• **What you need to do**
Scanning the entries below, copy every line that contains the word "PINEAPPLE".

────────────────────────────────────────

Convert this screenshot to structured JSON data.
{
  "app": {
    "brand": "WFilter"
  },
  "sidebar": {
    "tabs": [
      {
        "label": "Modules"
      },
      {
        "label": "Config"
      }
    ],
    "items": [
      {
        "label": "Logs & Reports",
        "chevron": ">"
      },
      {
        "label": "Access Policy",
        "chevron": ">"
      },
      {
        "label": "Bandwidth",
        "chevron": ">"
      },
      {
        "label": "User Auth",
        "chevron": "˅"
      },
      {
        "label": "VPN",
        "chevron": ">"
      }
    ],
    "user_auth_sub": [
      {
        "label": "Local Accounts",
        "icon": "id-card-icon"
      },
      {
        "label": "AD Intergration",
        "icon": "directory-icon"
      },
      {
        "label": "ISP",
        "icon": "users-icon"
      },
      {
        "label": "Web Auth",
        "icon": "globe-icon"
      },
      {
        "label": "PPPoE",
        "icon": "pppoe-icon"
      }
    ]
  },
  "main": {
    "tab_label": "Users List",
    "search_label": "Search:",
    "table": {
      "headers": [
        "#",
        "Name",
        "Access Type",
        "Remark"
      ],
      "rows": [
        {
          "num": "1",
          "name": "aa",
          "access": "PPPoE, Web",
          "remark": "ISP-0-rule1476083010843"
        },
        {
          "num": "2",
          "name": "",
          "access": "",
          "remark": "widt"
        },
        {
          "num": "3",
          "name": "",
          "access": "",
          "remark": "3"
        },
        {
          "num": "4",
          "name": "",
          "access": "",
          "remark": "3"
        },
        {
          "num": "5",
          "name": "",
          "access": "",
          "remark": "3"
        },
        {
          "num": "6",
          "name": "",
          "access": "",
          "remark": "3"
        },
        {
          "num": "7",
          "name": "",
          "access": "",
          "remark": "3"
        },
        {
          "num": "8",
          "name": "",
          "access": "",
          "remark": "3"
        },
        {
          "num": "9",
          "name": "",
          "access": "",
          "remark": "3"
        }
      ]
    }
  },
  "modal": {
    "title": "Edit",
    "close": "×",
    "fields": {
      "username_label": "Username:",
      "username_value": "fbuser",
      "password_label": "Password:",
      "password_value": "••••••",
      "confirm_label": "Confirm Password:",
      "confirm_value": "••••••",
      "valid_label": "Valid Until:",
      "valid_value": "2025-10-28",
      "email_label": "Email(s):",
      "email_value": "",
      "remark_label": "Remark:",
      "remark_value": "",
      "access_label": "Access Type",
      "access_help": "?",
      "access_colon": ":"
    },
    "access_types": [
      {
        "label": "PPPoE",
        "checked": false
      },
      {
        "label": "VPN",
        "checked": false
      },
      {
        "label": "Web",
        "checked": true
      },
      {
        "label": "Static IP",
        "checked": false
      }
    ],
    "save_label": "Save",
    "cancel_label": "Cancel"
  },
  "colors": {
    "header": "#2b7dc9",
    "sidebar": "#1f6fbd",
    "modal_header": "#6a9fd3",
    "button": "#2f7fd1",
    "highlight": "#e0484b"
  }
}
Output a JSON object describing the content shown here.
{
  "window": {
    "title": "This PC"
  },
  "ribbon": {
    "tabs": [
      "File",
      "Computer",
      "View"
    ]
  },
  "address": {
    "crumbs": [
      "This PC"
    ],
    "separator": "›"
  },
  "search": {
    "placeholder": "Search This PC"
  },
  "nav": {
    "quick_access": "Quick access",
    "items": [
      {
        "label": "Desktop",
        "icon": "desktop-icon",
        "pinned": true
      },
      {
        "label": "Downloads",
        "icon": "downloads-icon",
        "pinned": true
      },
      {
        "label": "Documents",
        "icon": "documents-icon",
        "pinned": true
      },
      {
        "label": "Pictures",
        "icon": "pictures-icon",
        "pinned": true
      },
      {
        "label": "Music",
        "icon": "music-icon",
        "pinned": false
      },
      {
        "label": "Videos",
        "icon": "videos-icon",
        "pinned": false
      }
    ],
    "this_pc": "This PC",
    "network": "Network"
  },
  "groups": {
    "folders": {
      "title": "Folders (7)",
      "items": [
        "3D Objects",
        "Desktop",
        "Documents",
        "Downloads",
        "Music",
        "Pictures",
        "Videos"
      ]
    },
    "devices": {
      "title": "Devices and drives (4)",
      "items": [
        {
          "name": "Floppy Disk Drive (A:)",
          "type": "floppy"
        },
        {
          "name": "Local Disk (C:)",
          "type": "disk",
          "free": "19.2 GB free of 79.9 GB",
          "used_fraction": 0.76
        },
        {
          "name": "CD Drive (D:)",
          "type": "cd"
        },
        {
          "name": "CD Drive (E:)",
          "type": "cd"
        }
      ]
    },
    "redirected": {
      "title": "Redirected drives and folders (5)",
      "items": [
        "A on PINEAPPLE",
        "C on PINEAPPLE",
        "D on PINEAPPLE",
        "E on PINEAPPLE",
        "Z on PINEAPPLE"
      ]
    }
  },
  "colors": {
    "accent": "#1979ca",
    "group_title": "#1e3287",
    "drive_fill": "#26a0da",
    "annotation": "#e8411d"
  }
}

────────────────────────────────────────

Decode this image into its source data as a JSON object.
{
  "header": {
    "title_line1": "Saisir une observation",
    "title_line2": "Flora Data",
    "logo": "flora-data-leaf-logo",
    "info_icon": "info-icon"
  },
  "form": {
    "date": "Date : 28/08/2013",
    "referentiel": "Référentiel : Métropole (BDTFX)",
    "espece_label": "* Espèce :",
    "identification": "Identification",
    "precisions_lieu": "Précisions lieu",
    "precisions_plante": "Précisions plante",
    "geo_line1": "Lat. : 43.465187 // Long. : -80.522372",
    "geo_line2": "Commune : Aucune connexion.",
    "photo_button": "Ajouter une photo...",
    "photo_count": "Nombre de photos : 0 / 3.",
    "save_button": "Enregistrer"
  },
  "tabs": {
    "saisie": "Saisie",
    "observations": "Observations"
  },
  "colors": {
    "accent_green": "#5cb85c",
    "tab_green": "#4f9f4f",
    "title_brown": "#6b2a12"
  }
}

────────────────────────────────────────

• **Written answer**
        "A on PINEAPPLE",
        "C on PINEAPPLE",
        "D on PINEAPPLE",
        "E on PINEAPPLE",
        "Z on PINEAPPLE"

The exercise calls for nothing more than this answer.